Sol Cat said they feel they provide the same kind of energy in their shows and hopes Knoxville will be no different.
"It's more important to leave and feel like we kind of got to know the folks, so we'll see them the next time we roll through," Hammann said. "We always have a good time, so if we can get everyone else on our level of fun-having, then we know it was a good show."
Jackson Bogach, a freshman in geology, saw Sol Cat in Nashville at The High Watt in May and felt the vibe the band tries to give off.
"They just seemed to be a group of cool dudes having a blast, rocking out together with some funky sounds," Bogach said. "When that's the vibe in the show, it makes it so much better."

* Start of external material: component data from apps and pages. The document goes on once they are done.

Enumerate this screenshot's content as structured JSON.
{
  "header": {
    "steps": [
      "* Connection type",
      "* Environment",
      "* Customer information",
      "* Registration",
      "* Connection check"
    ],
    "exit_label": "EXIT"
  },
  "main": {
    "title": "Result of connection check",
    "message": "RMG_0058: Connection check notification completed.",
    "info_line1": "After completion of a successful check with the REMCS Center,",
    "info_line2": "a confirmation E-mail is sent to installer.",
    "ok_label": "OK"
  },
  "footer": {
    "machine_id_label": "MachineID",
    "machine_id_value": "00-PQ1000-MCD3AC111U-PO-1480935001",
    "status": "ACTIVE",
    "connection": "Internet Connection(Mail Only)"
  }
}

Returning to Knoxville, The Weeks will introduce Sol Cat to Rocky Top to spread some neighborly love from Music City.
"We're happy to spread some love over the Knoxvillians," Hammann said. "And hopefully gain some Knoxvillian light."

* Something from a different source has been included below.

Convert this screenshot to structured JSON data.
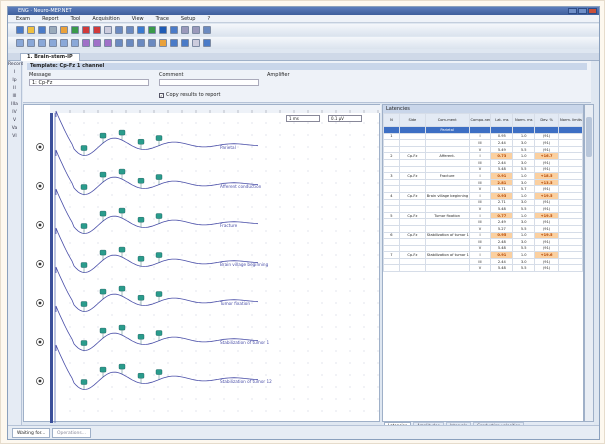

Marvel, who is also the stage director for "The Barber of Seville," said having two separate casts gives as many students a chance to perform as possible.
Lauren Lyles, first year graduate student in the master's program, said UT is unique in that regard, because other universities do no give all of their students a chance to get onstage.
"I feel like ... UT does a really good job of being a very inclusive program," said Lyles, who will be playing the part of Rosina. "I feel like a lot of people get the chance to go onstage and a lot of people get the chance to perform a role, which is really crucial for these years as a master's degree student."
Kevin Class, director of collaborative piano and musical director and conductor for the production, said preparation for the show is intense because of a time factor.
"The hours are very long, very intense," Class said. "Professionals would probably take maybe a year to prepare a role like this before they would ever walk into the first rehearsal at a professional opera company, and we really compact that very intensely into a few months."
Class also said UT has an advantage over other theatres who have to be focused on ticket sales. Because the UT Opera Theatre is focused primarily on education, they have the ability to try new things.
"It is to branch out and go a little experimental, push the edges a little bit in terms of staging or the style of music or things like that and really challenge the students, challenge the orchestra," Class said. "Maybe we will even challenge the audience a little bit, too, to broaden their horizons."
As part of that goal, UT picks shows that may be relatable to people today.
"It is a comedy, but ultimately, it is things that I think as young people, we do deal with," Lyles said. "We deal with relationships not working out, we deal with the thrill of falling in love. These are very real things to us today."
According to Marvel, "The Barber of Seville" is great for opera lovers and first-time opera goers.
"If you have never been to an opera before, I think this is a great show to make your first opera," Marvel said. "The music is very accessible. It is very enjoyable. You will be singing the tunes when you leave the theatre."
Performances are Nov. 15-17 at 8 p.m. and Nov. 17 at 2:30 p.m. Tickets are $5 for students with ID, and subtitles will be available.